Assignment: Among the entries below, please show each line that carries the word "Services".

[Working data]

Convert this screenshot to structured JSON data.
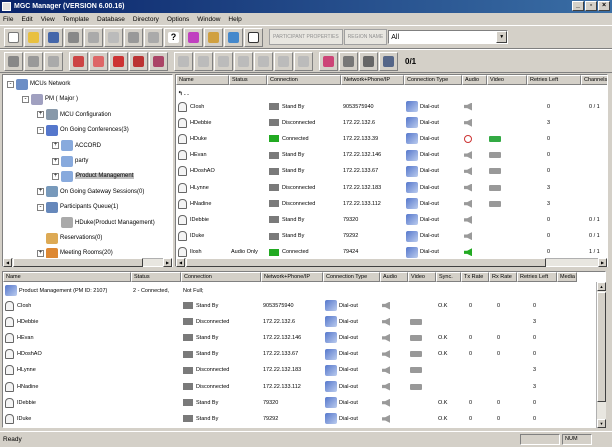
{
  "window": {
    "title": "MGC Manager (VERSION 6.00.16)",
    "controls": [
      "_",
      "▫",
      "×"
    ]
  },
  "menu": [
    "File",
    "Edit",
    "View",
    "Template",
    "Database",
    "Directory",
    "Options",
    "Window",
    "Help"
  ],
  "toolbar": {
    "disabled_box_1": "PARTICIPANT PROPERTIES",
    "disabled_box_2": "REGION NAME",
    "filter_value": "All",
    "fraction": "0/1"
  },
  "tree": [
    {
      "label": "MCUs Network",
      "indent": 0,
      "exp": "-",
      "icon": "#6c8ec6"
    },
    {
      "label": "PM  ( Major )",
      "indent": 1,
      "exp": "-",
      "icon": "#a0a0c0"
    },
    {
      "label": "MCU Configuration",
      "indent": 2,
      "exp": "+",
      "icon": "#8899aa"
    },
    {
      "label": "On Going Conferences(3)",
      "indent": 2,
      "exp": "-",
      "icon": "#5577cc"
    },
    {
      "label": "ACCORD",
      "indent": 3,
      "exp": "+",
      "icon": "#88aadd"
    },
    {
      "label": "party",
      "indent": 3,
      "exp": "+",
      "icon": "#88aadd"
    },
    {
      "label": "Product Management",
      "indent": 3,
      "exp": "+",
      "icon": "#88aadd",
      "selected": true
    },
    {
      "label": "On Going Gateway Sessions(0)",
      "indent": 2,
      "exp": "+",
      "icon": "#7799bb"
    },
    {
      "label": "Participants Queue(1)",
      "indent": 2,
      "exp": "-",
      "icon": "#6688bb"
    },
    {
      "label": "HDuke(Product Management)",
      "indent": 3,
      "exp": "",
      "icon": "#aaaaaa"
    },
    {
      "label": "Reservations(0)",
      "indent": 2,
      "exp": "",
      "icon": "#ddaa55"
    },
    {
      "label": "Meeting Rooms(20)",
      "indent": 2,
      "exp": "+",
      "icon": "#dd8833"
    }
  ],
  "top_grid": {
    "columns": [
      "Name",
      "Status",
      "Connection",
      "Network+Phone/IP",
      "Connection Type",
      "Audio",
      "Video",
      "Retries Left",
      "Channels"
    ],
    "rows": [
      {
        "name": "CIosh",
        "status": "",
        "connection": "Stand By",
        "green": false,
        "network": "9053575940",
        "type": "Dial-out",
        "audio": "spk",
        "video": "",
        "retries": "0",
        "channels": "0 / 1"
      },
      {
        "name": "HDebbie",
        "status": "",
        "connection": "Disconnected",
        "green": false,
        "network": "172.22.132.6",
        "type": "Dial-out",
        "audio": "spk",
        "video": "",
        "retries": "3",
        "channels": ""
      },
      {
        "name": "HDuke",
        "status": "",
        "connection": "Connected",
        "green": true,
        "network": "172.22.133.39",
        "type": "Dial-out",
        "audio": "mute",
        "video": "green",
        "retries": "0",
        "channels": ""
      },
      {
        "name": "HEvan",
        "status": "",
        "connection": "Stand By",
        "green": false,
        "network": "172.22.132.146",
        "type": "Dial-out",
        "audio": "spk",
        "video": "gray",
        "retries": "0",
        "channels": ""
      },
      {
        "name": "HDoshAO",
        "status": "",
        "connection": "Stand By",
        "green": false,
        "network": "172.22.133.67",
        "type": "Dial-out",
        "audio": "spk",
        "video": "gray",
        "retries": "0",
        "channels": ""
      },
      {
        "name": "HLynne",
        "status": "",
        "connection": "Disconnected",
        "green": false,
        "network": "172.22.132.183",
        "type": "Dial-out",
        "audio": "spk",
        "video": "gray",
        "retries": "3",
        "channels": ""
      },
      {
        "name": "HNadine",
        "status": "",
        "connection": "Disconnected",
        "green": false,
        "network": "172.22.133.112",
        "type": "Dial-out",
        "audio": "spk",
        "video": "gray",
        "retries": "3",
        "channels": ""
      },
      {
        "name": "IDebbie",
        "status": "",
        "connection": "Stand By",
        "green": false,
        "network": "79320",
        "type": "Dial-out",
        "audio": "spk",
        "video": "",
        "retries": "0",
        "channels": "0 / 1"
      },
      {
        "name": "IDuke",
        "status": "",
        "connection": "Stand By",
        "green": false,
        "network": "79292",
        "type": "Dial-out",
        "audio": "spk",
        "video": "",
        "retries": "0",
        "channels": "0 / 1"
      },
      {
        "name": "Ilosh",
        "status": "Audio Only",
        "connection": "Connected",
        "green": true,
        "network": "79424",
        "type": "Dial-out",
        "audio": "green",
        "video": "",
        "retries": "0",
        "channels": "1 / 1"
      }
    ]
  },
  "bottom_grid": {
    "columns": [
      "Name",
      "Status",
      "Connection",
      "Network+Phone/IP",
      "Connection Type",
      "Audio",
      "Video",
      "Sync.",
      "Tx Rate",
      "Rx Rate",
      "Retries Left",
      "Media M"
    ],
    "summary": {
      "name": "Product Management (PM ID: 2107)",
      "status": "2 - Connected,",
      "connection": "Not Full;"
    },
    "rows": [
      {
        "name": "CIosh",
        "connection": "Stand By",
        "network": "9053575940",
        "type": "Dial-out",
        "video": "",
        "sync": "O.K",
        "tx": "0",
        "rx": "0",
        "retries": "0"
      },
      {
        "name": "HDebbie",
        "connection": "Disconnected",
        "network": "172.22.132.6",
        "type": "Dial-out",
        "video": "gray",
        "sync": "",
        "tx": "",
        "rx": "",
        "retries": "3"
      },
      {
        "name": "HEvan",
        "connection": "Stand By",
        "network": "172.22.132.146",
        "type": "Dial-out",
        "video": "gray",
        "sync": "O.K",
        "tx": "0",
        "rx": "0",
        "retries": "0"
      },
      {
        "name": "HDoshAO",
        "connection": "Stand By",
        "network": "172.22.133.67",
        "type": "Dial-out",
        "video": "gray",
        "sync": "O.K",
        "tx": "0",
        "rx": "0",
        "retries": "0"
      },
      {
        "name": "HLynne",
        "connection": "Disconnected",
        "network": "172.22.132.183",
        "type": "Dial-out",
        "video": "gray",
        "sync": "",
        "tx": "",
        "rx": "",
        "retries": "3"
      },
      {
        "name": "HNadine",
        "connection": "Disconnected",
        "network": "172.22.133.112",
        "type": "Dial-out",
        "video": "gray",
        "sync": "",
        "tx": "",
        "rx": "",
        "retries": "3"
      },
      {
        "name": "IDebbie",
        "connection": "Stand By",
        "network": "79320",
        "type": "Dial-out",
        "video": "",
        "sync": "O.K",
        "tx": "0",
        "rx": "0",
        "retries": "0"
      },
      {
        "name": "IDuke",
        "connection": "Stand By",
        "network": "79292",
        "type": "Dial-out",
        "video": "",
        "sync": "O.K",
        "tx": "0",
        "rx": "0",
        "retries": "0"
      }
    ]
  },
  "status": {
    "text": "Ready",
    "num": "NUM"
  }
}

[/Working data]
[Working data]

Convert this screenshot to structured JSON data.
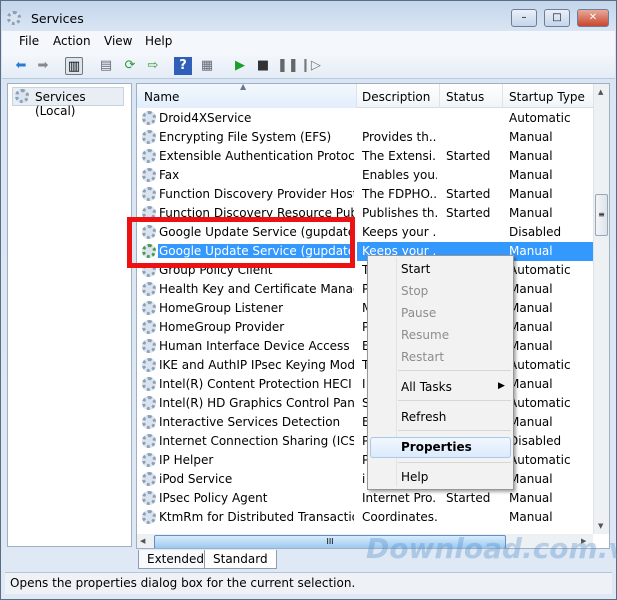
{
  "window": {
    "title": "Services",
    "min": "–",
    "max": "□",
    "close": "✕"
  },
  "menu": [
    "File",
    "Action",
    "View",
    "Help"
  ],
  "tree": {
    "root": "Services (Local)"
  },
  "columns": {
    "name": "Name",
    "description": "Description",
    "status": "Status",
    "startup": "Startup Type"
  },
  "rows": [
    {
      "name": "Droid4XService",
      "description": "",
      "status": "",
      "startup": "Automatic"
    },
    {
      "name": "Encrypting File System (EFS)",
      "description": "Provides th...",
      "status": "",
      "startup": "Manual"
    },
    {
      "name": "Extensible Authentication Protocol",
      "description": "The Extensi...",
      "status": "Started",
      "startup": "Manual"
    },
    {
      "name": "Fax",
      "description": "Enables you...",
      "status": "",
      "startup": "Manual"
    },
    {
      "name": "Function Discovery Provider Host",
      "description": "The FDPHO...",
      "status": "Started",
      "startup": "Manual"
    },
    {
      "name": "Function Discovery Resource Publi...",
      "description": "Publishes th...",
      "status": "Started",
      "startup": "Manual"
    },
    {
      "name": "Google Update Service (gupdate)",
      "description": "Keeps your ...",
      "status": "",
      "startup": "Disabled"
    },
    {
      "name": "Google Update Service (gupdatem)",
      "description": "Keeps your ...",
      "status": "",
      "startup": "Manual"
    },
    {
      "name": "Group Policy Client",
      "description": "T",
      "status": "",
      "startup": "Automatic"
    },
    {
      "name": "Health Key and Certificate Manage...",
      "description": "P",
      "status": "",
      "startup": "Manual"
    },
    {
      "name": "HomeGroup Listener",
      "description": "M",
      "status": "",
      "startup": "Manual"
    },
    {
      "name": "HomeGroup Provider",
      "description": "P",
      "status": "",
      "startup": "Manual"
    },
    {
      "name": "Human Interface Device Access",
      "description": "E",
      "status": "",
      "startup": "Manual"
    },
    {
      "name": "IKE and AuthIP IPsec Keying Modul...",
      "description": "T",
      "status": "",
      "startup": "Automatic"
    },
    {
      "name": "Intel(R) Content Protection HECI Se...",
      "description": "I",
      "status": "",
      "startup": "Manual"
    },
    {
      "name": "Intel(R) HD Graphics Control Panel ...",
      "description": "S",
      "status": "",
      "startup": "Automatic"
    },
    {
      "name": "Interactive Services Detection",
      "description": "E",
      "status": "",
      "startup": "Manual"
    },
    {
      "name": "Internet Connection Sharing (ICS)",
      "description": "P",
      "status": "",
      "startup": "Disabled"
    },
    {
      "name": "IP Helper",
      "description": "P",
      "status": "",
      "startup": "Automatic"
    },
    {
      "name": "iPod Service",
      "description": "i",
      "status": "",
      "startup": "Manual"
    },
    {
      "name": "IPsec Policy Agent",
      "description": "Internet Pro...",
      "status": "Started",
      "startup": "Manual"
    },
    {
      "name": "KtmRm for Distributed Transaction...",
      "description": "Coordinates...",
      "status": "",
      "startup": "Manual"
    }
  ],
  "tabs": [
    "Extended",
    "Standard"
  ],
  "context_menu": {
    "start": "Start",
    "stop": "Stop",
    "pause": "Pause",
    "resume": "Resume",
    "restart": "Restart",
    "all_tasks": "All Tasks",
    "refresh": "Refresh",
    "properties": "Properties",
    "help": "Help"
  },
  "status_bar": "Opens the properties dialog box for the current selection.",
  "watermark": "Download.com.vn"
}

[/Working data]

Solution for this task:
    "title": "Services",
    "root": "Services (Local)"
      "name": "Interactive Services Detection",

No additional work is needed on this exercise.